Interface dataset entries
::::

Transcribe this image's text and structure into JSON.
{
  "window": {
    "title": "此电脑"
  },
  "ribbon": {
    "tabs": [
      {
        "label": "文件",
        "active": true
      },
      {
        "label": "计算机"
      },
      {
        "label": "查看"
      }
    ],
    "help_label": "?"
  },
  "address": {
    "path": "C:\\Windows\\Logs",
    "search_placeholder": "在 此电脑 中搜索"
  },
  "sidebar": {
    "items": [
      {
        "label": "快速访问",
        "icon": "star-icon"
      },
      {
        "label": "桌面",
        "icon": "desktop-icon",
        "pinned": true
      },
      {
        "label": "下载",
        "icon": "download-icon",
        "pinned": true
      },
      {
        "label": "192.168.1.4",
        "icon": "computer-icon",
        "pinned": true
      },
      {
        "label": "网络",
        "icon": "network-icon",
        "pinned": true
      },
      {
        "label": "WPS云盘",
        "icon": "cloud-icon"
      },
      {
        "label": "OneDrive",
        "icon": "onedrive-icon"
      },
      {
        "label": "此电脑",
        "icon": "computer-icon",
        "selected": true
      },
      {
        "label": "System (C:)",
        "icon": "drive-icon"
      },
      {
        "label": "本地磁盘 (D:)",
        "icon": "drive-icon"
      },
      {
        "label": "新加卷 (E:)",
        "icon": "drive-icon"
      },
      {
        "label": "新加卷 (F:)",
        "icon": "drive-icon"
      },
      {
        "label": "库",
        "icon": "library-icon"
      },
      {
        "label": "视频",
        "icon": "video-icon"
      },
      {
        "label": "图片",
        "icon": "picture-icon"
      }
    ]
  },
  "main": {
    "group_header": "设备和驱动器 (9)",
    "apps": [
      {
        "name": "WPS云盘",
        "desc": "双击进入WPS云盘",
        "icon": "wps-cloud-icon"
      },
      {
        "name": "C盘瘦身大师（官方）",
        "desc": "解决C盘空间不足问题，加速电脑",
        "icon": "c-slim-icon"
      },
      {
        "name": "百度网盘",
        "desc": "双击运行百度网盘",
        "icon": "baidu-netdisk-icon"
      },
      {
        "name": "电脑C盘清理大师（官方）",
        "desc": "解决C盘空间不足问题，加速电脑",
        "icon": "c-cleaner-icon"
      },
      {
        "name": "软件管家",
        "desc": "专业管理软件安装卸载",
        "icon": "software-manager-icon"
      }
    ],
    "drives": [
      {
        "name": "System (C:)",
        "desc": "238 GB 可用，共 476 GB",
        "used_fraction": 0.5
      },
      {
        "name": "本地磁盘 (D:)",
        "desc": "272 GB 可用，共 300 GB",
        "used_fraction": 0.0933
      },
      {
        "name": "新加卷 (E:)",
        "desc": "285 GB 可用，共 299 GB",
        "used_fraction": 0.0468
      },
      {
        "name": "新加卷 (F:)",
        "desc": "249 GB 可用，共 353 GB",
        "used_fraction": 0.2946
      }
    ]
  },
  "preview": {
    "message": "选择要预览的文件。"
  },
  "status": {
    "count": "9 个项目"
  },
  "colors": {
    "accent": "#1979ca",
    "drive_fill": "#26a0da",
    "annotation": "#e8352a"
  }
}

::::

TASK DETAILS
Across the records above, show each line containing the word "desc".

TASK RESPONSE
        "desc": "双击进入WPS云盘",
        "desc": "解决C盘空间不足问题，加速电脑",
        "desc": "双击运行百度网盘",
        "desc": "解决C盘空间不足问题，加速电脑",
        "desc": "专业管理软件安装卸载",
        "desc": "238 GB 可用，共 476 GB",
        "desc": "272 GB 可用，共 300 GB",
        "desc": "285 GB 可用，共 299 GB",
        "desc": "249 GB 可用，共 353 GB",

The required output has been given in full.